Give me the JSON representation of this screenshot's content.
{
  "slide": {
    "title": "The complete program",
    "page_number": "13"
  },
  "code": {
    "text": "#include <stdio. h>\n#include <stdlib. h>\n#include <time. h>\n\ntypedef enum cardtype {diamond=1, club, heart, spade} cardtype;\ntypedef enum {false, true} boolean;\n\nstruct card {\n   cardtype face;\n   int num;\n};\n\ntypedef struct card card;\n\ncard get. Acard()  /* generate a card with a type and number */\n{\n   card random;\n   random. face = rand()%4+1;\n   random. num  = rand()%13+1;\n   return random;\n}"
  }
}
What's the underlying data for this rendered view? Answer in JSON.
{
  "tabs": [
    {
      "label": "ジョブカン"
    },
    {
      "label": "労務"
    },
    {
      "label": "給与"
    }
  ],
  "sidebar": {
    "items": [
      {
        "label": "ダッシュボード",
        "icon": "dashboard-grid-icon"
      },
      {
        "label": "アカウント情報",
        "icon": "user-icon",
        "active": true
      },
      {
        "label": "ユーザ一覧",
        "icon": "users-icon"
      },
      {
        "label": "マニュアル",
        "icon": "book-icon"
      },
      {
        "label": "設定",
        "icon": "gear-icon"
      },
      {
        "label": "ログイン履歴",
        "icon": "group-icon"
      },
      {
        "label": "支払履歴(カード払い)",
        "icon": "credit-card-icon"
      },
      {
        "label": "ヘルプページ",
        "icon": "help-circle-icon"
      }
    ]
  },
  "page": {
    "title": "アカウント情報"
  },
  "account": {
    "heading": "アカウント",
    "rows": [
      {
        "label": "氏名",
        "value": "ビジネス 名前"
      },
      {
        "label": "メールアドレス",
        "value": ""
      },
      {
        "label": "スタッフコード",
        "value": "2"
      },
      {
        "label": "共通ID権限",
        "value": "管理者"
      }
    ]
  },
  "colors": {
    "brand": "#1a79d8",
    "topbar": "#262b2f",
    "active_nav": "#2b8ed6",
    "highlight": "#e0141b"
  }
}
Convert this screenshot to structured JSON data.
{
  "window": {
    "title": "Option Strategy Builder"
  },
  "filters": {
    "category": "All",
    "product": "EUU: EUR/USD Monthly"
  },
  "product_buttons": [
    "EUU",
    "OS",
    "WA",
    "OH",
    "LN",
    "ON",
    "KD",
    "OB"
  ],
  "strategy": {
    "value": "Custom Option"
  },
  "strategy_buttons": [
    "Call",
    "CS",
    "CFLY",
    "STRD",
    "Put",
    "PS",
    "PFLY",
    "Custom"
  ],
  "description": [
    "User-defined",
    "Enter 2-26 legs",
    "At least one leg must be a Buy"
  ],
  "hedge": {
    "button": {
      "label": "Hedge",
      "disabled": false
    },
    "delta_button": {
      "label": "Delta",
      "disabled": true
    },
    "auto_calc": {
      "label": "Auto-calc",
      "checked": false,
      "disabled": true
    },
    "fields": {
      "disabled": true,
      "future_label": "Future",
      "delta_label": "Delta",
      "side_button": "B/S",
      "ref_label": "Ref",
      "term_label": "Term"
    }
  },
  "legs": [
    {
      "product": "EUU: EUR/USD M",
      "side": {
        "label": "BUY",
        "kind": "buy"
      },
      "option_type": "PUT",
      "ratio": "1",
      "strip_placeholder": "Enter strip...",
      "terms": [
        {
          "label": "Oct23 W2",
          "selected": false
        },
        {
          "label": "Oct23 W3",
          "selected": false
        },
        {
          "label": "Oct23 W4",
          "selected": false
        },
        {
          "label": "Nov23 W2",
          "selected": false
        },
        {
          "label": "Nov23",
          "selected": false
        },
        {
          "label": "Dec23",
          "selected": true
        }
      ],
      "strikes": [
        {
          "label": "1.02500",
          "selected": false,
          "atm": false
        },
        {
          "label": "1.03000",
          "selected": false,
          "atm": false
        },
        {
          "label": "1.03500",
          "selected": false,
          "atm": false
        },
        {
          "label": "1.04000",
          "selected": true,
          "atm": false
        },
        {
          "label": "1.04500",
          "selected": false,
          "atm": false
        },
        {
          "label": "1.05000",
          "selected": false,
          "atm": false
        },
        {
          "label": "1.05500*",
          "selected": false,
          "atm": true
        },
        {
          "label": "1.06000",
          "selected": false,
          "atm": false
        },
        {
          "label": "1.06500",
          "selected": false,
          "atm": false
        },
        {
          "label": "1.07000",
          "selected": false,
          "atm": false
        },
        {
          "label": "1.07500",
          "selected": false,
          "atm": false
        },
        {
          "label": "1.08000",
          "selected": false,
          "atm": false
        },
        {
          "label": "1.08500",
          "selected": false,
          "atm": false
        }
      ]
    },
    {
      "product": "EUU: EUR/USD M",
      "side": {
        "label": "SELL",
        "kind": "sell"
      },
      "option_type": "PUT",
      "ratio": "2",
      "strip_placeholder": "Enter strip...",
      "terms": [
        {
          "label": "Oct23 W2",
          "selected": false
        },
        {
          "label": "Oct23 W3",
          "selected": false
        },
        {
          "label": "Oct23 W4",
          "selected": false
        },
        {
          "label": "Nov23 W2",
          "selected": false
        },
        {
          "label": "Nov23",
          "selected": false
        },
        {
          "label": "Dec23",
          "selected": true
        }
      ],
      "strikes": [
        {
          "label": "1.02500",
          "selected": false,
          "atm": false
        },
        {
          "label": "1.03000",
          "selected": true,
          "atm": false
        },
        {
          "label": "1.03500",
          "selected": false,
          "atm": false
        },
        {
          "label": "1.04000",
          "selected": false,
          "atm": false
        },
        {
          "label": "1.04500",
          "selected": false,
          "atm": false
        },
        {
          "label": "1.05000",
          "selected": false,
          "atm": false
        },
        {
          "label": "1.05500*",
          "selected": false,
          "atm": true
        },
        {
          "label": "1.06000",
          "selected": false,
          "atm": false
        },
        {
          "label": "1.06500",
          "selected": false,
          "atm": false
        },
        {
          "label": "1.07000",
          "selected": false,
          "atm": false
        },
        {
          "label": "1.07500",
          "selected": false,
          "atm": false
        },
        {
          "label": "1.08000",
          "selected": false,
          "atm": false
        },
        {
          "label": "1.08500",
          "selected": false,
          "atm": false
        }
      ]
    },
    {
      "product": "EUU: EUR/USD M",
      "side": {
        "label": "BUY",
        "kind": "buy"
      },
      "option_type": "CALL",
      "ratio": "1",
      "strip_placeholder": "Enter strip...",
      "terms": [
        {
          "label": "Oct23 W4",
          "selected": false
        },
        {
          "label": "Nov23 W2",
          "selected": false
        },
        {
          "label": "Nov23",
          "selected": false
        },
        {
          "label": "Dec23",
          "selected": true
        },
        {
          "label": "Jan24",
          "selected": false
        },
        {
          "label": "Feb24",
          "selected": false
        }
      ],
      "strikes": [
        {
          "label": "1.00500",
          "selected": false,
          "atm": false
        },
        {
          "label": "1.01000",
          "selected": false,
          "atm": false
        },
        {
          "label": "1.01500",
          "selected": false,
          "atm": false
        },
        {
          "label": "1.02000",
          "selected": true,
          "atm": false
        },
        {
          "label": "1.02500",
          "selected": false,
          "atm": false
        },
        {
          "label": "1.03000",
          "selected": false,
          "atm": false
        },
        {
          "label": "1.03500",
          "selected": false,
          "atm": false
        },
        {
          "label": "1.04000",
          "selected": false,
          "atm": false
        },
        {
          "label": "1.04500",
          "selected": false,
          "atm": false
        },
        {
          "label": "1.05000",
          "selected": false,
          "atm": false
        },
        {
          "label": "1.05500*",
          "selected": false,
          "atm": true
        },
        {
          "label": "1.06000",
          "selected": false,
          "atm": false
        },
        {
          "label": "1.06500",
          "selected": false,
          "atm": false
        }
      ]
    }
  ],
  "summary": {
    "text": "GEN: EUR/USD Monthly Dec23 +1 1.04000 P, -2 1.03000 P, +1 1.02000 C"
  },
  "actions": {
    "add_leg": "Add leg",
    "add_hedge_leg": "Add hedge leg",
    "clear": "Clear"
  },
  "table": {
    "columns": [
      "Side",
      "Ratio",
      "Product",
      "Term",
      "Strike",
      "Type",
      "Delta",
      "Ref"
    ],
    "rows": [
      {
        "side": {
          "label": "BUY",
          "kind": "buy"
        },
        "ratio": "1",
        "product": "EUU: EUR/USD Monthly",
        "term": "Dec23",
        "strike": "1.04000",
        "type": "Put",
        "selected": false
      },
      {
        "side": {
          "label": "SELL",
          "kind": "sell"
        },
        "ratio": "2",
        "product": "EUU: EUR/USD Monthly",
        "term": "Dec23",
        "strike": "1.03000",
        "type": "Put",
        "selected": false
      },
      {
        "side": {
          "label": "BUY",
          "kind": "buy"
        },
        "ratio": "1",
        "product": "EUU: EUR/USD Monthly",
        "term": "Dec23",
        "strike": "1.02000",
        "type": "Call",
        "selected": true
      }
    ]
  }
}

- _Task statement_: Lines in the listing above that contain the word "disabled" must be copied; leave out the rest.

- _Task response_:
      "disabled": false
      "disabled": true
      "disabled": true
      "disabled": true,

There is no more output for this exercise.